One reason Brexiters split in stage one of the Brexit endgame is that there is no good way forward for them. When Boris Johnson calls the EU’s Irish border backstop “a monstrosity” he is talking about its impact on the plans of the Brexiters rather than its impact on the UK. It destroys their hope of a Canada type Free Trade Deal with the EU, because the EU will not agree to anything like that without the backstop, but the Conservative and Unionist party cannot agree to a backstop that ends the UK single market.
Those that split over Chequers (the quitters) have one hope left, which is we crash out with No Deal. Those that did not, like Gove and Javid (the schemers), hope that one of their number can at some stage grab the party leadership and then change any agreement to their liking. But neither strategy is likely to work because of that ‘monstrous backstop’ and parliament’s ability to stop No Deal.
One way No Deal could happen is that May fails to compromise enough to get a Withdrawal Agreement (WA). If nothing else then happens, we get a catastrophic No Deal. But if she cannot make a deal with the EU she has to report to parliament on 21st January (ht Steve Lawrence). Parliament can then vote down this ‘neutral’ motion, and perhaps amend it if the speaker allows. But I suspect this is a bit academic, because what parliament is likely to request is what May herself would want, which is an extension of Article 50 (A50).

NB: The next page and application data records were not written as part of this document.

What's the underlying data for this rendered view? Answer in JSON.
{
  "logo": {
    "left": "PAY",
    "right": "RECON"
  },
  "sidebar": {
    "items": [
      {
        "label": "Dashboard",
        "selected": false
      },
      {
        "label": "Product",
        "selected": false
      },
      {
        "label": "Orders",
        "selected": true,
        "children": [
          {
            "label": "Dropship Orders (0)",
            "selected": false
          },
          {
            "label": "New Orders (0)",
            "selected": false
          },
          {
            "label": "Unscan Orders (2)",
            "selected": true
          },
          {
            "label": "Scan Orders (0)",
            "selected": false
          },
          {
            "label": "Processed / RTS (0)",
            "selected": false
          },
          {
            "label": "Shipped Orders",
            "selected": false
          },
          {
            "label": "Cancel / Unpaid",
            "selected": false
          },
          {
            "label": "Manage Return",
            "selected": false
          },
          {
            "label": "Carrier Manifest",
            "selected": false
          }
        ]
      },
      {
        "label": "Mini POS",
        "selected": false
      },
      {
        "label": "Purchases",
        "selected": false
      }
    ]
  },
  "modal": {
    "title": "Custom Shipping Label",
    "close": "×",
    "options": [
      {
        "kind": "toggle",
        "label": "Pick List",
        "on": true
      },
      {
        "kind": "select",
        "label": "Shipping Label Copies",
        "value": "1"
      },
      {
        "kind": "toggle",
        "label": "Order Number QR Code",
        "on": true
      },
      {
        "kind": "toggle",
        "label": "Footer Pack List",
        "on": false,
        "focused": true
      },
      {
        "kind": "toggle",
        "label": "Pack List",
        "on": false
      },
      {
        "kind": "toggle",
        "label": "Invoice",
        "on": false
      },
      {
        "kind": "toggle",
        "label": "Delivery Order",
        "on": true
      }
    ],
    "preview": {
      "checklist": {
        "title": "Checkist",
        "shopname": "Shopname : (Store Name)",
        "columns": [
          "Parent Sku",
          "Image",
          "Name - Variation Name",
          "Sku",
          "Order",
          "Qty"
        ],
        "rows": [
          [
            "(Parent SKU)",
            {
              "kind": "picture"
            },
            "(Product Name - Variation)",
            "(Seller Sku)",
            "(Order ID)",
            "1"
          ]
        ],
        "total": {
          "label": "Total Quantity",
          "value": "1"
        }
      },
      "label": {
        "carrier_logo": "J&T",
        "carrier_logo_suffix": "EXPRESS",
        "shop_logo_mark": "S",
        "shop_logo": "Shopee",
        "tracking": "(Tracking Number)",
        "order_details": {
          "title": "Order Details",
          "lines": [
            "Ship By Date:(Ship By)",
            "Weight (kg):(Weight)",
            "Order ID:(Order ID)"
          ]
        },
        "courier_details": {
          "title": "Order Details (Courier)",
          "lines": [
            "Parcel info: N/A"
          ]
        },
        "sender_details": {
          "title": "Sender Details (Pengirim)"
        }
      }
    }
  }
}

The EU does not want No Deal anymore than May does. So they are likely to agree to that request, but probably at some political price. The whole point of A50 is that all the power lies with the EU. What that price will be I do not know, but in any iteration between the EU and parliament I cannot see a No Deal outcome unless either party seriously miscalculates. This is not a sequence of events that looks good for May, which is one of the reasons why May is likely to conclude a deal.
In that eventually (there is a WA) the quitters will hope that they can defeat the deal in parliament. How many of the quitters will stay firm in that resolve is unclear, because the outcome of the deal being defeated is unlikely to be No Deal. Quitters apart, MPs want No Deal even less than they want whatever WA May puts to them. In the political chaos that results something like a referendum or a general election may emerge as a way forward (and the EU will extend A50 to allow time for this). Brexiters do not want a referendum, because for all their talk of the will of the people they only want that will if it agrees with their own wishes.
Given all this, the schemers may seem to be on firmer ground. Let the WA pass, and then change anything that is agreed subsequently once one of their number becomes Prime Minister. Note in passing that the Brexiters and May have a common interest in what I have called a perpetual Brexit: the Brexiters because it keeps the issue in members minds when they come to vote for May’s replacement, and for May because for that very reason the majority of Conservative MPs who are not Brexiters will want her to stay.
The problem for the schemers is that after the WA they face exactly the same problem Brexiters face now but more so. The Irish backstop will now be enshrined in a treaty. Any attempt to reduce the degree of alignment of regulations between the UK and EU, for example, would end the UK’s single market. Enough Conservative MPs will object to that and so prevent it happening.
The big flaw in the Brexiters’ plans to free ourselves of pesky EU regulations on employment, the environment etc is the Good Friday Agreement, the laudable wish of the Irish government to keep the spirit of that agreement intact, and the admirable wish of the EU to stand by one of its members. If that had not been the case, they might have got away with a FTA with the EU, but instead they are stuck with the ‘monstrous’ backstop. In the end the Brexiters have failed because they are just not very good at what they see as details. The critical detail in this case is the large island to the west of Great Britain.
The Brexiters may have failed in their primary aim, but they have caused considerable damage nevertheless. Estimates of the GDP loss so far are around 2%, and real wages have fallen by a lot more than that because of the depreciation. Unless MPs can, directly or indirectly, stop Brexit, we will end up at best with less sovereignty than we had as members of the EU. The damage to the UK's reputation, both as a safe place to export from and more generally as a pragmatic tolerant nation, will take a very long time to repair, and that time will not start until the Brexiters themselves lose their political influence.